The road that Django are coasting down doesn’t have an apparent end. Even the start doesn’t really begin at Django. Each member has their own story, their own amalgamation of influences and experiences that put them where they are now. For David, his early days DJ-ing in Dundee exposed him to the idea that what the people want isn’t necessarily what they’ll respond to. You have to take risks for the greater rewards.
“Before the band, I was a DJ. I used to play house music and dancehall, I also did a reggae sound system. It was always taught to me by older DJs that you can be eclectic if that’s what you want to do. I didn’t ever really want to be in a band. I’ve got hard drives lying around full of techno so that I can put together a techno album. There’s all this stuff that we want to do that we haven’t done before the band, so it’s just about having the time to do it, and finding the right time to do it.”
It’s this want to evolve, and to find the different; to see what everyone else is doing and give it a go - or just respecting it, that gives Django the upper hand in 2018. With everything so freely available, standing out takes more than changing your chords up. It’s about wanting to be up front, with the passion and a willingness to say yes. This is what David and his cohorts have in spades.
“The best way to approach music really is to not worry too much about what genre you’re supposed to be in.” Sage advice from one of the masterminds behind one of British music’s more refreshing bands, he continues. “There’s a lot of music out there, there’s a lot going on, and it’s an exciting time for music. Bands maybe feel a little bit lost now. If a kid were to start a band now, they might think, ‘Where would I fit in?’ But there’s always a way if you have conviction.”
It’s this thinking that’s served Django Django so well, or as David puts it: “Life’s too short to miss these opportunities for us.” Perhaps, more abstractly, he offers. “We could get together with a jazz band and make a sort of techno-driven jazz album; I don’t know, I’m just making things up,” he laughs. “But I feel like we could do something like that because why not?
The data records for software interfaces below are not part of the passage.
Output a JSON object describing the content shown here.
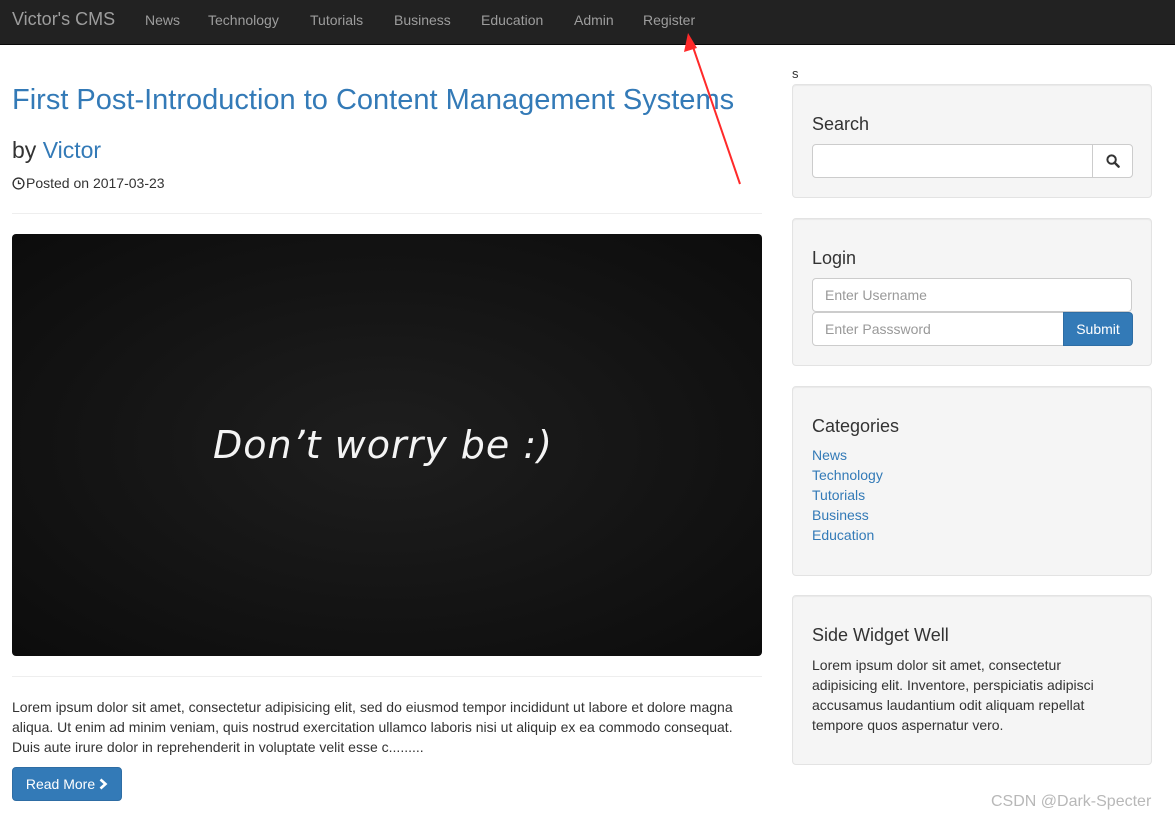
{
  "navbar": {
    "brand": "Victor's CMS",
    "items": [
      {
        "label": "News"
      },
      {
        "label": "Technology"
      },
      {
        "label": "Tutorials"
      },
      {
        "label": "Business"
      },
      {
        "label": "Education"
      },
      {
        "label": "Admin"
      },
      {
        "label": "Register"
      }
    ]
  },
  "post": {
    "title": "First Post-Introduction to Content Management Systems",
    "by_prefix": "by",
    "author": "Victor",
    "posted": "Posted on 2017-03-23",
    "image_text": "Don’t worry be :)",
    "excerpt": "Lorem ipsum dolor sit amet, consectetur adipisicing elit, sed do eiusmod tempor incididunt ut labore et dolore magna aliqua. Ut enim ad minim veniam, quis nostrud exercitation ullamco laboris nisi ut aliquip ex ea commodo consequat. Duis aute irure dolor in reprehenderit in voluptate velit esse c.........",
    "read_more": "Read More"
  },
  "sidebar": {
    "stray_text": "s",
    "search": {
      "title": "Search",
      "value": ""
    },
    "login": {
      "title": "Login",
      "username_placeholder": "Enter Username",
      "password_placeholder": "Enter Passsword",
      "submit": "Submit"
    },
    "categories": {
      "title": "Categories",
      "items": [
        "News",
        "Technology",
        "Tutorials",
        "Business",
        "Education"
      ]
    },
    "widget": {
      "title": "Side Widget Well",
      "text": "Lorem ipsum dolor sit amet, consectetur adipisicing elit. Inventore, perspiciatis adipisci accusamus laudantium odit aliquam repellat tempore quos aspernatur vero."
    }
  },
  "watermark": "CSDN @Dark-Specter",
  "colors": {
    "navbar": "#222222",
    "link": "#337ab7",
    "well": "#f5f5f5",
    "annotation_arrow": "#ff2a2a"
  }
}
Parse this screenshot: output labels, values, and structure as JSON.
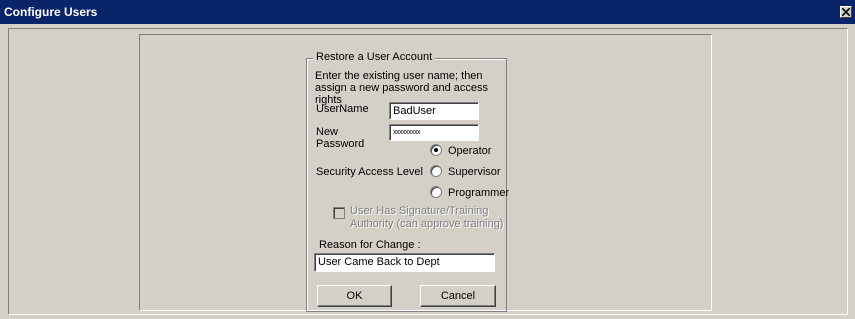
{
  "window": {
    "title": "Configure Users",
    "close_icon": "close-icon"
  },
  "group": {
    "title": "Restore a User Account",
    "instructions": "Enter the existing user name; then assign a new password and access rights"
  },
  "fields": {
    "username_label": "UserName",
    "username_value": "BadUser",
    "new_password_label_line1": "New",
    "new_password_label_line2": "Password",
    "new_password_value": "xxxxxxxxx"
  },
  "security": {
    "label": "Security Access Level",
    "options": [
      "Operator",
      "Supervisor",
      "Programmer"
    ],
    "selected": "Operator"
  },
  "signature": {
    "line1": "User Has Signature/Training",
    "line2": "Authority (can approve training)",
    "checked": false,
    "enabled": false
  },
  "reason": {
    "label": "Reason for Change :",
    "value": "User Came Back to Dept"
  },
  "buttons": {
    "ok": "OK",
    "cancel": "Cancel"
  }
}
Life’s short, and if you’ve got an idea, go for it!”
As for what the next idea for what Django could be? Even David can’t pinpoint that but does offer some wild ideas. “The next album could be an instrumental film soundtrack or a techno record; we can do whatever we fancy doing which is the joy of making music.” It all boils down to the freedom they’ve designed for themselves now, so the future’s looking more unclear than ever - but in the best way possible. “We’re not signed to a record label that wants us to churn out hits or anything, so we feel we can go off and kind of explore what it is we want to, and not worry about what a band is ‘supposed to do’ really.”
Django Django’s album ‘Marble Skies’ is out 26th January. Taken from the February 2018 issue of Dork, order a copy below.